Halfway through Anne Michael’s short, beautiful book, Infinite Gradation, we finally come across the two words that form the book’s title.
You said you wanted to keep your eyes open at the end; to miss nothing.
Four months before you died, during your last summer, you looked at the sea. For weeks, the most conscious act of looking. If you could take in that unending movement, that light, the moment water is displaced by water. You knew there was an answer there. In that infinite gradation.
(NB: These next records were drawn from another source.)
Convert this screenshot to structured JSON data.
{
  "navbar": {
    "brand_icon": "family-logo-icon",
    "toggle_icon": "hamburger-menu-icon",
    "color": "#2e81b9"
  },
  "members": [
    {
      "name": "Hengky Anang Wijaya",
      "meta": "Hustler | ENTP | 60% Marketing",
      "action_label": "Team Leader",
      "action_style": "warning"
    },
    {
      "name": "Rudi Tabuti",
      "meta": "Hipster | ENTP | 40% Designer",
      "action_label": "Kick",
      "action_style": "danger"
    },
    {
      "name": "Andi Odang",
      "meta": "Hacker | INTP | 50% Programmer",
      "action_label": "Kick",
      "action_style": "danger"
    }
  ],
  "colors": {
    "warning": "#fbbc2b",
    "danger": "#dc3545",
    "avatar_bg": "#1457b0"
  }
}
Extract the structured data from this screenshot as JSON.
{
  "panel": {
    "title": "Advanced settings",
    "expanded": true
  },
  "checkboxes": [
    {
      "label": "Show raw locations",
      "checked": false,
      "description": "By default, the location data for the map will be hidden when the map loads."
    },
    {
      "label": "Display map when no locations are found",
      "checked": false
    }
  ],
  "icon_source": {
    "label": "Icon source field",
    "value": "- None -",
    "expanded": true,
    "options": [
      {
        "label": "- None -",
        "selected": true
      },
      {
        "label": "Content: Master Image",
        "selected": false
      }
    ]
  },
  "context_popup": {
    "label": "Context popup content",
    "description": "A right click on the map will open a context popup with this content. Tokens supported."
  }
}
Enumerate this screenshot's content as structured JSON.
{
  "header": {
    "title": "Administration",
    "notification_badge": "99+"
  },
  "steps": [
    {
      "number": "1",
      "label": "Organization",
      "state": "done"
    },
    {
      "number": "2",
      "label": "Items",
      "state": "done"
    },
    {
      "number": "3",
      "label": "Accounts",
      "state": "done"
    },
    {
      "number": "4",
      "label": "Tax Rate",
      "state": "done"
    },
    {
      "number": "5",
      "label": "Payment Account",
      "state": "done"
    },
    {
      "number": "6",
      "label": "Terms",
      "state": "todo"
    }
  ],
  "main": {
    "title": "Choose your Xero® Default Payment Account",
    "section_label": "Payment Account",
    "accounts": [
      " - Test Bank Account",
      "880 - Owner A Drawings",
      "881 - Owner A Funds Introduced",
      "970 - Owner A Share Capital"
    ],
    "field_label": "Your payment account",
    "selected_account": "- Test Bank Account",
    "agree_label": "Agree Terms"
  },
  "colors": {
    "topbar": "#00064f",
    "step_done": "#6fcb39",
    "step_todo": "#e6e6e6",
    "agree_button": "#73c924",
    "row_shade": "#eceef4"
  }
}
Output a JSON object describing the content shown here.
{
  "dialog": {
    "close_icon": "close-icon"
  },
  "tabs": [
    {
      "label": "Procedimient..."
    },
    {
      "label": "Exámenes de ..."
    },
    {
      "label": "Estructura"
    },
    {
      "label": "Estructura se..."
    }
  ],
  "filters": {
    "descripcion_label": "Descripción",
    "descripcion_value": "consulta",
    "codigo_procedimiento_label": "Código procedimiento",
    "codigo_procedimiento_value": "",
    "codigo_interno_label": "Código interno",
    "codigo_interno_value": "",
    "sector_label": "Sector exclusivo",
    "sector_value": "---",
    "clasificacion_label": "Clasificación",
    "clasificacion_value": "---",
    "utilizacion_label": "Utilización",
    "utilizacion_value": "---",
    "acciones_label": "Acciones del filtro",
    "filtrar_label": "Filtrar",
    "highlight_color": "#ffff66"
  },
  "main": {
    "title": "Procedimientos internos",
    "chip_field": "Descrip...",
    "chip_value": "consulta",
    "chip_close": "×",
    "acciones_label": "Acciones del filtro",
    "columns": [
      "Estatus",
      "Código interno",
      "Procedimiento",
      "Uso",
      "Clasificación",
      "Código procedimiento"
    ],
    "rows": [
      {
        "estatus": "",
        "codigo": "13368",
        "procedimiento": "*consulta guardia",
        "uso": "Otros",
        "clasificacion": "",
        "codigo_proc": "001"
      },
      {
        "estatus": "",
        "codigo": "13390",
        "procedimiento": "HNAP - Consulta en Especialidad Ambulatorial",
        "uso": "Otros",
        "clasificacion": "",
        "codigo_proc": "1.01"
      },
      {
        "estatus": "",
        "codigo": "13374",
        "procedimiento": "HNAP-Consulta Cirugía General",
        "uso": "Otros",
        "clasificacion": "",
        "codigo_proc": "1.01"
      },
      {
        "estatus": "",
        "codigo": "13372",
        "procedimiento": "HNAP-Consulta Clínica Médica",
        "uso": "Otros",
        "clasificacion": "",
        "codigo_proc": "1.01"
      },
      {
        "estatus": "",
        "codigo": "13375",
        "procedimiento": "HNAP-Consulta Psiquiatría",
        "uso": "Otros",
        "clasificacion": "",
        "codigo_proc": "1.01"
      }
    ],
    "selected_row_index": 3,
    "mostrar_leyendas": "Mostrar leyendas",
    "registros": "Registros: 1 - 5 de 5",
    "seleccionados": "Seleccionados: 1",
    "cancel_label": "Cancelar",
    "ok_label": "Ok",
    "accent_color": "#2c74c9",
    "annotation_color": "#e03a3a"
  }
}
Michael’s book about writing, art, memory, love, and loss is infused with death and grief on nearly every page. And yet, Infinite Gradation is a surprisingly celebratory and compassionate book. Death motivates Michaels to try to spin a fragile web of words that might help her (and us) understand the relationship between art and death. And the answer lies – as always – hidden, unspeakable, unseeable, but somehow known or felt in that “infinite gradation.” The art that Michaels writes about is not so much a product but a state of being, a way of “belonging,” an ability to participate in life using “the most conscious act of looking.” Read more